Womens Golf Equality
Women have been trying for years to be viewed as equal competition for men, especially in sports. Unfortunately, society fails to measure women's abilities on the same scale as men's abilities. Golf is one of few sports that show great potential for women and men to compete on the same level. Recently, there have been many developments in the world of women's golf.
Women's golf has been become extremely popular over the past few years and there are currently as many professional women golfers as there are men. Golf equipment companies have also recognized the amount of women interested in the sport and have customized many pieces of golf equipment including golf clubs, drivers and golf bags to be more comfortable for women. You can also have your own golf equipment custom-made; making golfing more comfortable and efficient for women since men's clubs were often to big. These are just a few of the steps which have been taken to welcome women into the world of golf and ensure that they are comfortable and treated as equally as possible.
Women's golf associations such as the LPGA have also contributed to the popularity of women's golf and given women the respect they deserve. Women golfers are now featured in Golf Digest magazine, Golf for Women and a number of other magazines dedicated strictly to women's golf. Videos and TV shows are also contributing to the popularity of this sport and giving women the "drive" they need to pursue careers in this field.
It was not until earlier this year, that women's golf took a leaping step in the right direction when professional golfer and top LPGA player, Annika Sorenstam was told she could play against the men in a PGA tournament. Many people predicted how they thought Sorenstam would do when she teed-off against some of the best male golfers in the world. Some people had positive encouragement to contribute while others were chauvinistic and down-right rude.
Phil Mickelson, 2nd in the overall moneymaking standings last year, had no problem playing against a woman and claimed that he thought Sorenstam would end up 20th overall, when she predicted herself to be 28th. Other golf professionals were not so eager to give Sorenstam the benefit of the doubt. Vijah Singh actually resigned from the tournament because he felt he could not play with a women.
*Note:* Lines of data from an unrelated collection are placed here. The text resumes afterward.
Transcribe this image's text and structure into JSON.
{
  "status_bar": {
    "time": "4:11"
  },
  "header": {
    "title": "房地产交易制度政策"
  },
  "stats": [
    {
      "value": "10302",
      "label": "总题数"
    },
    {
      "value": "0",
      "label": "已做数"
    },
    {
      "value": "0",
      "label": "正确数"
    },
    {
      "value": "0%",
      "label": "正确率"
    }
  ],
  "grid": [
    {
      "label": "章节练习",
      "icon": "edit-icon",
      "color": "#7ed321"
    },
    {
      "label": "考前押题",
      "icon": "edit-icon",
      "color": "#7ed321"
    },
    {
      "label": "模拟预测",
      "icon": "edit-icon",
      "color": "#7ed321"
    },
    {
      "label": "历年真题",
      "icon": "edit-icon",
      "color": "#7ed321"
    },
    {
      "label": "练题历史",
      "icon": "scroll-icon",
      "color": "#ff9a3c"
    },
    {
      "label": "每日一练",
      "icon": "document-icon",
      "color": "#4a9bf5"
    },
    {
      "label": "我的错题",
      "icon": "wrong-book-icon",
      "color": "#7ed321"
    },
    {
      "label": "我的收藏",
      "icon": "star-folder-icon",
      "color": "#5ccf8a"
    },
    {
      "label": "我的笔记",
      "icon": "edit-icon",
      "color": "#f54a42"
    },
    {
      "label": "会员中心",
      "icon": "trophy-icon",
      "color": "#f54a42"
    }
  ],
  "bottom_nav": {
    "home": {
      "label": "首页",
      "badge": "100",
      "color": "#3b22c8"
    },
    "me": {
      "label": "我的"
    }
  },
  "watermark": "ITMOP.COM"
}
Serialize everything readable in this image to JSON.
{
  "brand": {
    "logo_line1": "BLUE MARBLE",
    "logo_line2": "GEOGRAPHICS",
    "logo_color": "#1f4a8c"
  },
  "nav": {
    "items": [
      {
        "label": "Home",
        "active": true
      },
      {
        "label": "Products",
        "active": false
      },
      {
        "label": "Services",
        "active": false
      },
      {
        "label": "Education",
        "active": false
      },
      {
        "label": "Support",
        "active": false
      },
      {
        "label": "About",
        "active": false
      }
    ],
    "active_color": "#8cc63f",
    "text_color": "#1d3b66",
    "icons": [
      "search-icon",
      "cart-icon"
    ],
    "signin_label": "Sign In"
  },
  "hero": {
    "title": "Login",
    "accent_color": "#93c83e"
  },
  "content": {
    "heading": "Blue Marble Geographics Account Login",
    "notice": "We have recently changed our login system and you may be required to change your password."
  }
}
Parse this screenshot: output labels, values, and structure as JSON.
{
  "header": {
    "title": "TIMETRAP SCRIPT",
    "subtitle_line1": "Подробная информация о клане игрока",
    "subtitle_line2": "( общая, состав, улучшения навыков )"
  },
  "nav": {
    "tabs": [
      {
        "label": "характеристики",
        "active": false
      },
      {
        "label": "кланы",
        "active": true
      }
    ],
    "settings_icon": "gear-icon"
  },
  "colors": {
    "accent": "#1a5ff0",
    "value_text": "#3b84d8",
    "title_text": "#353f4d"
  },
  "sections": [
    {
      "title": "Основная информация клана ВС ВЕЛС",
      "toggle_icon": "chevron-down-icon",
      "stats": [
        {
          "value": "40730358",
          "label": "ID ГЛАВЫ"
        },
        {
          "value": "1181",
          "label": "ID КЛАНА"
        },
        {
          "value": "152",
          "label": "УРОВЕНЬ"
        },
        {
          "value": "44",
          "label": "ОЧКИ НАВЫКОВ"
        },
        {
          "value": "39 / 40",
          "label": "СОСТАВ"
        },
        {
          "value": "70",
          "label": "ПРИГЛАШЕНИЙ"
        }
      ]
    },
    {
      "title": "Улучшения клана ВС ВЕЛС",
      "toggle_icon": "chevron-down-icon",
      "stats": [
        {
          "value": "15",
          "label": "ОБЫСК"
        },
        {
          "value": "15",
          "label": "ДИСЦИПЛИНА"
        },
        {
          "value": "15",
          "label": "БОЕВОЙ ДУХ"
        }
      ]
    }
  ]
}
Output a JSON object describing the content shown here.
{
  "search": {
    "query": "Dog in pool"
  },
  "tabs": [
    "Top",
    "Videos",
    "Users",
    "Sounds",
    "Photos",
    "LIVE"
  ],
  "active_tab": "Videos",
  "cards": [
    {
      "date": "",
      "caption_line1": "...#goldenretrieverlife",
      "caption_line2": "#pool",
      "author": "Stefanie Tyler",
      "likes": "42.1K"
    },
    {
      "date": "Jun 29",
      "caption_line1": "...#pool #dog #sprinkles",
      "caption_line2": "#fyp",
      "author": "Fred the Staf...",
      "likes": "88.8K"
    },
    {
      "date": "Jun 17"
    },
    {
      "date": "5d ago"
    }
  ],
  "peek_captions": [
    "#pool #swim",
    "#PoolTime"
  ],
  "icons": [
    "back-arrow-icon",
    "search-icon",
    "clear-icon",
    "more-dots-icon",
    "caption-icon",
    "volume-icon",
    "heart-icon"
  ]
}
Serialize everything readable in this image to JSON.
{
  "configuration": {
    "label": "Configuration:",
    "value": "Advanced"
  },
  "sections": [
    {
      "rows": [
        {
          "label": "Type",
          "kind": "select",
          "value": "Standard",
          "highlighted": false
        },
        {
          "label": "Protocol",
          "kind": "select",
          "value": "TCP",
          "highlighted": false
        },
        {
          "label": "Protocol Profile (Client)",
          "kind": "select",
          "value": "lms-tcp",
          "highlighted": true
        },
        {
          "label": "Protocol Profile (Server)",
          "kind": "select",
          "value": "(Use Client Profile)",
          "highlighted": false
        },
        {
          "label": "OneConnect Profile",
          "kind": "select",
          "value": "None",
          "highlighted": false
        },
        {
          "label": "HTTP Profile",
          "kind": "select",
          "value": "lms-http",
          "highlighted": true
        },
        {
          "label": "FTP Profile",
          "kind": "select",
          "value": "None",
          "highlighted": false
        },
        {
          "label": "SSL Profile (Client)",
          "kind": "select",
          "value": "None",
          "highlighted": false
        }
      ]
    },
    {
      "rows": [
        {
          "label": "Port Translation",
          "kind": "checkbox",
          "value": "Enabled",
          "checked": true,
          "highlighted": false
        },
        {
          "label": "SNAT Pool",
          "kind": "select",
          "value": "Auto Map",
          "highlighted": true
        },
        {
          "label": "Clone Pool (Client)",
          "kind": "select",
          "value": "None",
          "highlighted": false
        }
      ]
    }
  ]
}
He claimed that Sorenstam simply "did not belong" in a men's tournament.
Nonetheless, having a woman play in the PGA, even for a short while, was a huge accomplishment which could potentially pave the road for future development in women's golf.